▶ [Information]:
*-*-*

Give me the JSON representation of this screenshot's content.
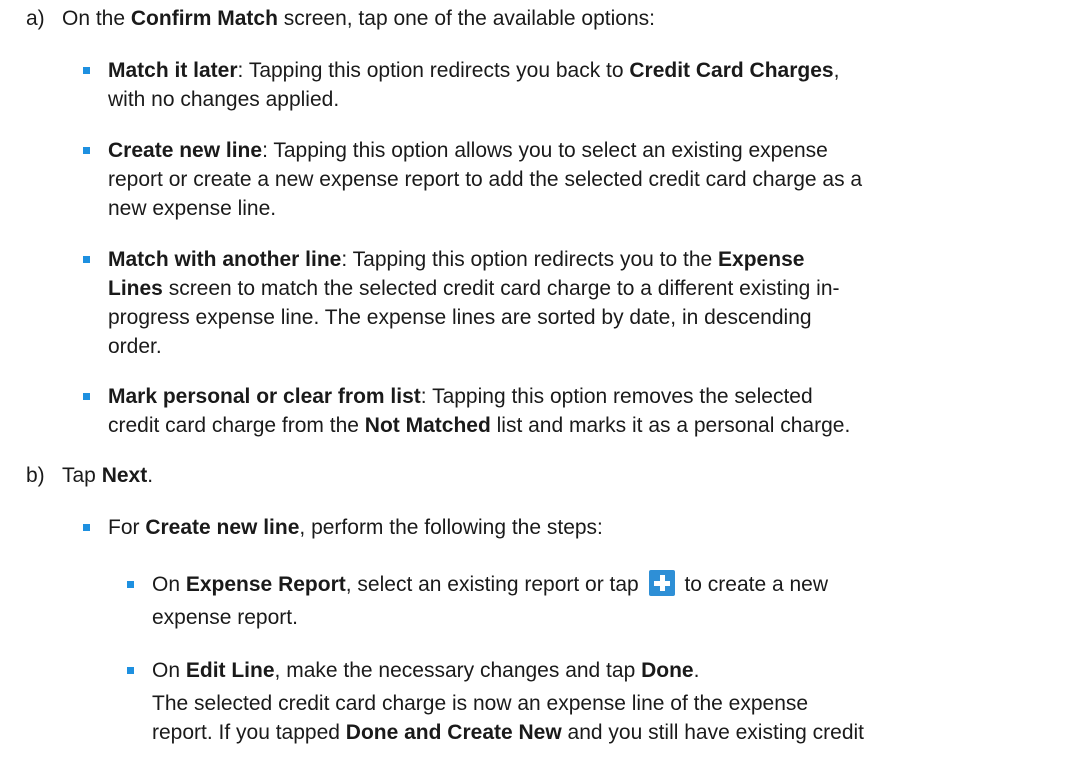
{
  "step_a": {
    "label": "a)",
    "t1": "On the ",
    "b1": "Confirm Match",
    "t2": " screen, tap one of the available options:",
    "options": {
      "match_later": {
        "b": "Match it later",
        "l1a": ": Tapping this option redirects you back to ",
        "l1b": "Credit Card Charges",
        "l1c": ",",
        "l2": "with no changes applied."
      },
      "create_new": {
        "b": "Create new line",
        "l1a": ": Tapping this option allows you to select an existing expense",
        "l2": "report or create a new expense report to add the selected credit card charge as a",
        "l3": "new expense line."
      },
      "match_another": {
        "b": "Match with another line",
        "l1a": ": Tapping this option redirects you to the ",
        "l1b": "Expense",
        "l2b": "Lines",
        "l2a": " screen to match the selected credit card charge to a different existing in-",
        "l3": "progress expense line. The expense lines are sorted by date, in descending",
        "l4": "order."
      },
      "mark_personal": {
        "b": "Mark personal or clear from list",
        "l1a": ": Tapping this option removes the selected",
        "l2a": "credit card charge from the ",
        "l2b": "Not Matched",
        "l2c": " list and marks it as a personal charge."
      }
    }
  },
  "step_b": {
    "label": "b)",
    "t1": "Tap ",
    "b1": "Next",
    "t2": ".",
    "for": {
      "t1": "For ",
      "b1": "Create new line",
      "t2": ", perform the following the steps:"
    },
    "expense_report": {
      "t1": "On ",
      "b1": "Expense Report",
      "t2": ", select an existing report or tap",
      "t3": "to create a new",
      "l2": "expense report.",
      "icon": "plus-icon"
    },
    "edit_line": {
      "t1": "On ",
      "b1": "Edit Line",
      "t2": ", make the necessary changes and tap ",
      "b2": "Done",
      "t3": ".",
      "p1": "The selected credit card charge is now an expense line of the expense",
      "p2a": "report. If you tapped ",
      "p2b": "Done and Create New",
      "p2c": " and you still have existing credit"
    }
  },
  "colors": {
    "bullet": "#1e90e0",
    "plus_button": "#2e8fd6"
  }
}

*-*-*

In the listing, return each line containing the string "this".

▶ [Answer section]:
Give me the JSON representation of this screenshot's content.
        "l1a": ": Tapping this option redirects you back to ",
        "l1a": ": Tapping this option allows you to select an existing expense",
        "l1a": ": Tapping this option redirects you to the ",
        "l1a": ": Tapping this option removes the selected",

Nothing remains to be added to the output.